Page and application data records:

Segment Open

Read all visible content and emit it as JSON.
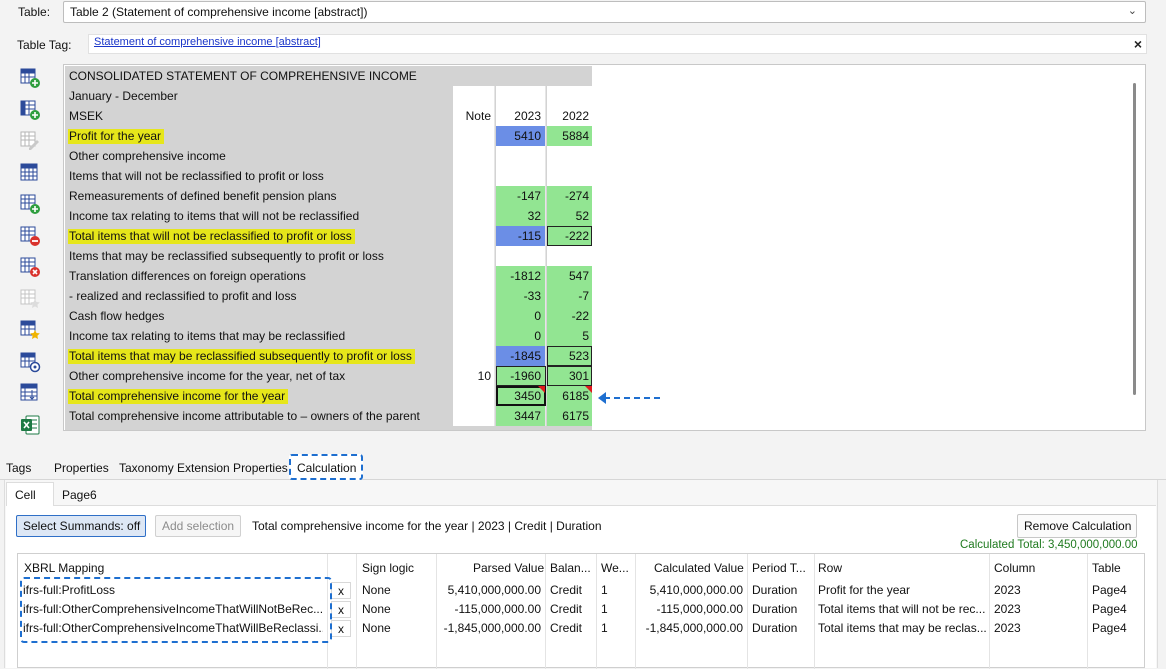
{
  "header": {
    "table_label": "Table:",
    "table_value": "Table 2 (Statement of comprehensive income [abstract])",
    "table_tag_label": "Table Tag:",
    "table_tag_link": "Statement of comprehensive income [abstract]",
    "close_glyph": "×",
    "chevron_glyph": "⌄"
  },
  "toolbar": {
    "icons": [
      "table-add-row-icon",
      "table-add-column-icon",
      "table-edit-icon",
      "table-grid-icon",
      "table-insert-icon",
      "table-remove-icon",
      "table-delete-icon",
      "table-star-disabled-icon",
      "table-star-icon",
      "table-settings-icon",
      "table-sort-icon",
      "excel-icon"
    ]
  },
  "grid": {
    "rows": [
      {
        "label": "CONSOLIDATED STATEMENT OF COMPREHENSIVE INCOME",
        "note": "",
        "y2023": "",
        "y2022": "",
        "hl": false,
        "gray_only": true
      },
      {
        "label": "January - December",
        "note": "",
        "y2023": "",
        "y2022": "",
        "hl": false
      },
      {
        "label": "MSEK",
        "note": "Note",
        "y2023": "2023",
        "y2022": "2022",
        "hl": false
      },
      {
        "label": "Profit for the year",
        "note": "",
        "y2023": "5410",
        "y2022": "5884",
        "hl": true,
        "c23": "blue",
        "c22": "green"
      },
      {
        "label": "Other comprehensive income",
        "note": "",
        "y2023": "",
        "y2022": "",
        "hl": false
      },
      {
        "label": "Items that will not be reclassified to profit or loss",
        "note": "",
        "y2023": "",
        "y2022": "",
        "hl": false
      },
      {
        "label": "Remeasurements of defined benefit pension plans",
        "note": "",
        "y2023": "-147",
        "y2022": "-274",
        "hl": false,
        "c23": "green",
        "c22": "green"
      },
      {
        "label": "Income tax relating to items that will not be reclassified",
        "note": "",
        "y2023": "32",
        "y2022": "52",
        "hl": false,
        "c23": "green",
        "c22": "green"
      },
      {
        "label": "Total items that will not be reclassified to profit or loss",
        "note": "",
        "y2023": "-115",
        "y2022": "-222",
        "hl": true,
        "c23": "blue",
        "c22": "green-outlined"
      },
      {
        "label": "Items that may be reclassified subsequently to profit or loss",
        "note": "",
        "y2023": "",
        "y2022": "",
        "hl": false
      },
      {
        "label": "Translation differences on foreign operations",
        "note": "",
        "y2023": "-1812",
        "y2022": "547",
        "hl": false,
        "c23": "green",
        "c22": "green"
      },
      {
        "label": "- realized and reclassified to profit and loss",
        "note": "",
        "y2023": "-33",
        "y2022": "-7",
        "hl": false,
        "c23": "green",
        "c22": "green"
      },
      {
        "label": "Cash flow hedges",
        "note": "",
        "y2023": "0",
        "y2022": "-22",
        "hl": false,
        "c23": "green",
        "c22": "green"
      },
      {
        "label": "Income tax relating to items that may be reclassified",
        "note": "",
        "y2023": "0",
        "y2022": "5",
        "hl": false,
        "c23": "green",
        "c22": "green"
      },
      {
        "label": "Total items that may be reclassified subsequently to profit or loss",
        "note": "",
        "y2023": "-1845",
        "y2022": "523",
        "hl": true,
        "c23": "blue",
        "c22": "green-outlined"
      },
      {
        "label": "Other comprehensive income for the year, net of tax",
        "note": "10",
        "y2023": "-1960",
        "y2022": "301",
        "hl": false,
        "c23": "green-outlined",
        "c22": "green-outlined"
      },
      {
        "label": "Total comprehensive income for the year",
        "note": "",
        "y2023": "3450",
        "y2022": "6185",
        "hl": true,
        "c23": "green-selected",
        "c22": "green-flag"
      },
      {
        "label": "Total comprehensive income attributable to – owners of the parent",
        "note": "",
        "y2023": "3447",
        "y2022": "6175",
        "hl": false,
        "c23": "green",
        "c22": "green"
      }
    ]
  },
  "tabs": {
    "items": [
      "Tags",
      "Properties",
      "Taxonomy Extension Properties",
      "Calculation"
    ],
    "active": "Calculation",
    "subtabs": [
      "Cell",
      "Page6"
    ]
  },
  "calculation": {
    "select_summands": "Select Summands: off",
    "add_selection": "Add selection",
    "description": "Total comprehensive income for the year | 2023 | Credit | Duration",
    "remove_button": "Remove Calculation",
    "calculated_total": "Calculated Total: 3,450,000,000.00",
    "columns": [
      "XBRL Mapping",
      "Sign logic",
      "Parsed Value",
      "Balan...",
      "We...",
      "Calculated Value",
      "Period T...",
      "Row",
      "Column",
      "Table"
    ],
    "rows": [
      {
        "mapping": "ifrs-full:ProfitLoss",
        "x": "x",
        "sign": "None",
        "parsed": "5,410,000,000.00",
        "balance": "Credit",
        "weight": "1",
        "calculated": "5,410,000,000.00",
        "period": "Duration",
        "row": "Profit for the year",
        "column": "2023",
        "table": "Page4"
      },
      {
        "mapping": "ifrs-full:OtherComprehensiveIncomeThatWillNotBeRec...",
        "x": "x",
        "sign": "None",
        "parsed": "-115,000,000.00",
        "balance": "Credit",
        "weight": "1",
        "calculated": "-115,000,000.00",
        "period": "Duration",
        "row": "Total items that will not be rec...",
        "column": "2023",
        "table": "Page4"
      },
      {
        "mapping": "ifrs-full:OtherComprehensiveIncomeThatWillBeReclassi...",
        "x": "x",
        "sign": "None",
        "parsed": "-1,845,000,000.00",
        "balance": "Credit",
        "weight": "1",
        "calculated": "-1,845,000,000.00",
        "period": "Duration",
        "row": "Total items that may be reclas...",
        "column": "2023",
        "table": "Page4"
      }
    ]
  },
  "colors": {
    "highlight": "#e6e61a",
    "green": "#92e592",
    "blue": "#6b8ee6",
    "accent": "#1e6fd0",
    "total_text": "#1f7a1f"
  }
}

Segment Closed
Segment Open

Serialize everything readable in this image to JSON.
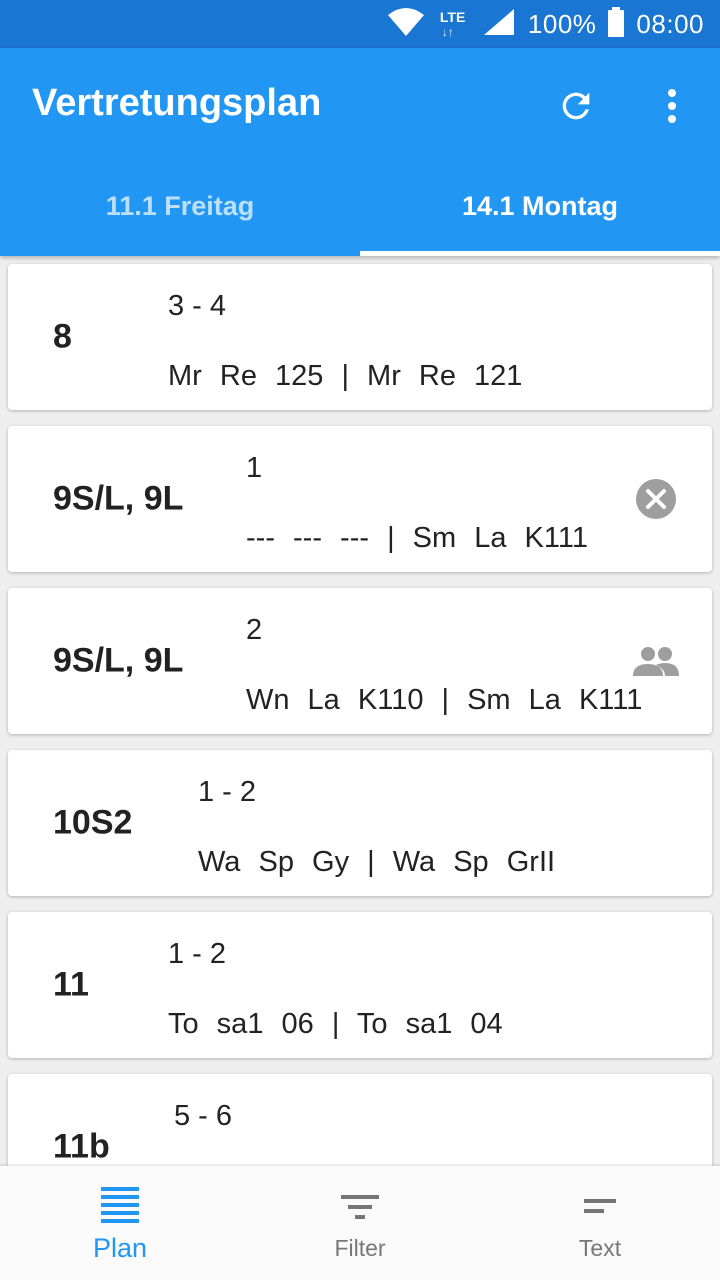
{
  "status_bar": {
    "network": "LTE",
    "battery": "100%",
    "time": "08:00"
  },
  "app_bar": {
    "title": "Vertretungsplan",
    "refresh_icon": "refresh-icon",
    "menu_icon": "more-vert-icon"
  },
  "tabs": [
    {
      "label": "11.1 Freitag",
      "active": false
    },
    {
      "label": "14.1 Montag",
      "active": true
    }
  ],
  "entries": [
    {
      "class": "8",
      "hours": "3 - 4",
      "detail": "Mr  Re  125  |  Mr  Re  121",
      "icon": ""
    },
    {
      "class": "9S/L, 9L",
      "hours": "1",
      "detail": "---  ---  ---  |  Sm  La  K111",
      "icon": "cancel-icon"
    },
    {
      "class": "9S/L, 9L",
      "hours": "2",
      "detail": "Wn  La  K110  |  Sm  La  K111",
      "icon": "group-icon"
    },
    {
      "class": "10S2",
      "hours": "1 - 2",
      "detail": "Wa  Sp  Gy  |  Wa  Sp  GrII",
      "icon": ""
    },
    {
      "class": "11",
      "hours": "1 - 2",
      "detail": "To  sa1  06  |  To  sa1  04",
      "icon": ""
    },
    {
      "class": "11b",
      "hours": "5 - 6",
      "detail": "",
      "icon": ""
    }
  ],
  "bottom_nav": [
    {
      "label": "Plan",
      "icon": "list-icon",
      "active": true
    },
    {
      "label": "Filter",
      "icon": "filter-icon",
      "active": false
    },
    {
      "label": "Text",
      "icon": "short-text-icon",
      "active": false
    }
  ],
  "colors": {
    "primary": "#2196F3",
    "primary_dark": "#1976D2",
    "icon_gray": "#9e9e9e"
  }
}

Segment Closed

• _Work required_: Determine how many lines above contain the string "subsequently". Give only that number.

• _Response area_: 2